Those business owners talked to officials at the Pulaski County Chamber of Commerce meeting.
They call themselves Lake Cumberland United and they want the lake raised 20 extra feet.
Several local business owners shared their concerns with the Pulaski County Chamber of Commerce and U.S. Senator Mitch McConnell on Tuesday.
For some the topic of the lower water levels is an emotional issue because many of the business owners around the area say they are suffering financially.
“We believe its very important to have a positive movement in the lake level to dispel a lot of the rumors and misperceptions in the public about the lake actually being dry,” J.D. Hamilton said.

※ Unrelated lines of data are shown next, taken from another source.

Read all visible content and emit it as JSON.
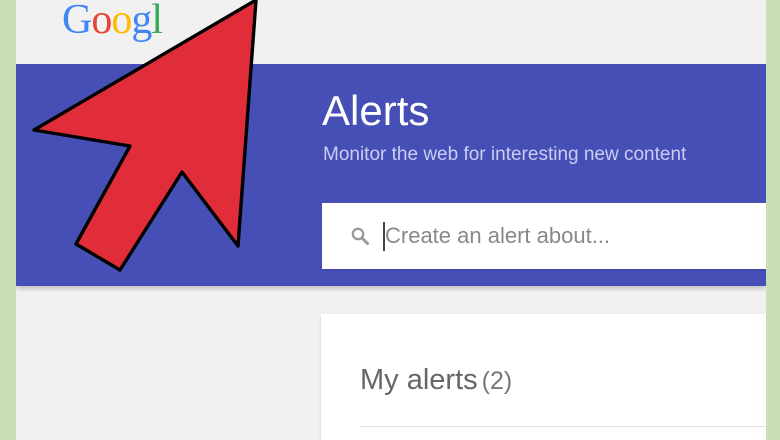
{
  "logo": {
    "letters": [
      {
        "char": "G",
        "color": "#4285F4"
      },
      {
        "char": "o",
        "color": "#EA4335"
      },
      {
        "char": "o",
        "color": "#FBBC05"
      },
      {
        "char": "g",
        "color": "#4285F4"
      },
      {
        "char": "l",
        "color": "#34A853"
      }
    ]
  },
  "hero": {
    "title": "Alerts",
    "subtitle": "Monitor the web for interesting new content"
  },
  "search": {
    "icon": "search-icon",
    "placeholder": "Create an alert about..."
  },
  "my_alerts": {
    "heading": "My alerts",
    "count": "(2)"
  },
  "overlay": {
    "icon": "red-arrow-pointer-icon",
    "fill_color": "#e12d3a",
    "outline_color": "#000000"
  },
  "colors": {
    "hero_background": "#464fb6",
    "page_background": "#f1f1f1",
    "outer_background": "#c9dfb7"
  }
}
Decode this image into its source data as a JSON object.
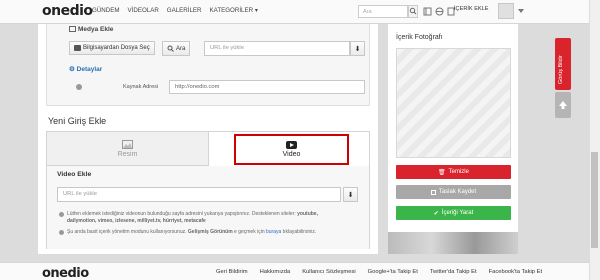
{
  "header": {
    "logo": "onedio",
    "nav": [
      "GÜNDEM",
      "VİDEOLAR",
      "GALERİLER",
      "KATEGORİLER"
    ],
    "search_placeholder": "Ara",
    "icerik_ekle": "İÇERİK EKLE"
  },
  "media": {
    "title": "Medya Ekle",
    "upload_label": "Bilgisayardan Dosya Seç",
    "search_label": "Ara",
    "url_placeholder": "URL ile yükle",
    "details_label": "Detaylar",
    "source_label": "Kaynak Adresi",
    "source_value": "http://onedio.com"
  },
  "entry": {
    "title": "Yeni Giriş Ekle",
    "tab_image": "Resim",
    "tab_video": "Video",
    "video_add": "Video Ekle",
    "video_url_placeholder": "URL ile yükle",
    "note1_pre": "Lütfen eklemek istediğiniz videonun bulunduğu sayfa adresini yukarıya yapıştırınız.  Desteklenen siteler: ",
    "note1_bold": "youtube,",
    "note1_line2": "dailymotion, vimeo, izlesene, milliyet.tv, hürriyet, metacafe",
    "note2_pre": "Şu anda basit içerik yönetim modunu kullanıyorsunuz. ",
    "note2_bold": "Gelişmiş Görünüm",
    "note2_mid": " e geçmek için ",
    "note2_link": "buraya",
    "note2_post": " tıklayabilirsiniz."
  },
  "sidebar": {
    "photo_title": "İçerik Fotoğrafı",
    "clear": "Temizle",
    "save_draft": "Taslak Kaydet",
    "create": "İçeriği Yarat"
  },
  "floating": {
    "report": "Görüş Bildir"
  },
  "footer": {
    "logo": "onedio",
    "links": [
      "Geri Bildirim",
      "Hakkımızda",
      "Kullanıcı Sözleşmesi",
      "Google+'ta Takip Et",
      "Twitter'da Takip Et",
      "Facebook'ta Takip Et"
    ]
  },
  "colors": {
    "accent_red": "#d9232d",
    "create_green": "#3bb54a",
    "link_blue": "#2a6ebb"
  }
}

Lake Cumberland United group members attended the Pulaski County chamber of commerce meeting to express their concerns for the water level at the lake.
Several business owners from around the area spoke on the financial burden they are facing.
“We need to be concerned about balancing both the economic issues that are real and are hardships as well as the health and safety of the residents who live below the dam,” Hilda Legg said.
Officials say the Army Corps of Engineers will need about 5 years to finish repairs on Wolfe Creek Dam.
“They've been given all the money they can spend in the fiscal year '08 in order to hopefully get the project completed as rapidly as possible so we can get back to normal,” U.S. Senator Mitch McConnell said.
Members of Lake Cumberland United hope to find a solution that benefits Kentucky as a whole.
WYMT also spoke with officials with the Army Corps of Engineers about the Lake Cumberland United Group wanting the water level raised to 700 feet.
Officials say they feel 680 feet is a safe level to keep stress off of the dam, but they did say they will re-assess the water level at the end of the year to see what needs to be done then.